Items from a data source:
-*-*-

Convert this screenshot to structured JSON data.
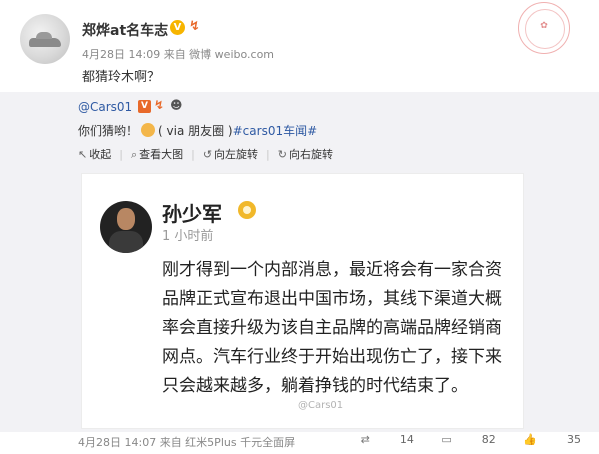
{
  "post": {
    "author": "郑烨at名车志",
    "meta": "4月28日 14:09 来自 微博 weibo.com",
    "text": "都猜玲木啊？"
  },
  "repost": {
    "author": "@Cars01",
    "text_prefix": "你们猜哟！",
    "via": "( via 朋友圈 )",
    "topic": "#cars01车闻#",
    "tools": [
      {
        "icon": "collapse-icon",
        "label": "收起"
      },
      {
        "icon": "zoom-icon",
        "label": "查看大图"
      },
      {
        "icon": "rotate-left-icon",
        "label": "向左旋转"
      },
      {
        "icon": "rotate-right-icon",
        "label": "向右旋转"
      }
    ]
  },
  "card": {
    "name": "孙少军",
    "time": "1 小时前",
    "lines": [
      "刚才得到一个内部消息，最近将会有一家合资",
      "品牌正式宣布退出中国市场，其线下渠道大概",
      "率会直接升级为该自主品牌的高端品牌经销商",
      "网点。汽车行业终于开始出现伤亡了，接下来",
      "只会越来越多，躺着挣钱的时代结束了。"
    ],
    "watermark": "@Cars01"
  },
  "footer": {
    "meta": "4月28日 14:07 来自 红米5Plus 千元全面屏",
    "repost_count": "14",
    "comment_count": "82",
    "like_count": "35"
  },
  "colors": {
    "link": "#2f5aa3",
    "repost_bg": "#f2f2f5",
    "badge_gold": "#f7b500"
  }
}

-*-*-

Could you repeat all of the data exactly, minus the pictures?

> Answer to this exercise:
Convert this screenshot to structured JSON data.
{
  "post": {
    "author": "郑烨at名车志",
    "meta": "4月28日 14:09 来自 微博 weibo.com",
    "text": "都猜玲木啊？"
  },
  "repost": {
    "author": "@Cars01",
    "text_prefix": "你们猜哟！",
    "via": "( via 朋友圈 )",
    "topic": "#cars01车闻#",
    "tools": [
      {
        "icon": "collapse-icon",
        "label": "收起"
      },
      {
        "icon": "zoom-icon",
        "label": "查看大图"
      },
      {
        "icon": "rotate-left-icon",
        "label": "向左旋转"
      },
      {
        "icon": "rotate-right-icon",
        "label": "向右旋转"
      }
    ]
  },
  "card": {
    "name": "孙少军",
    "time": "1 小时前",
    "lines": [
      "刚才得到一个内部消息，最近将会有一家合资",
      "品牌正式宣布退出中国市场，其线下渠道大概",
      "率会直接升级为该自主品牌的高端品牌经销商",
      "网点。汽车行业终于开始出现伤亡了，接下来",
      "只会越来越多，躺着挣钱的时代结束了。"
    ],
    "watermark": "@Cars01"
  },
  "footer": {
    "meta": "4月28日 14:07 来自 红米5Plus 千元全面屏",
    "repost_count": "14",
    "comment_count": "82",
    "like_count": "35"
  },
  "colors": {
    "link": "#2f5aa3",
    "repost_bg": "#f2f2f5",
    "badge_gold": "#f7b500"
  }
}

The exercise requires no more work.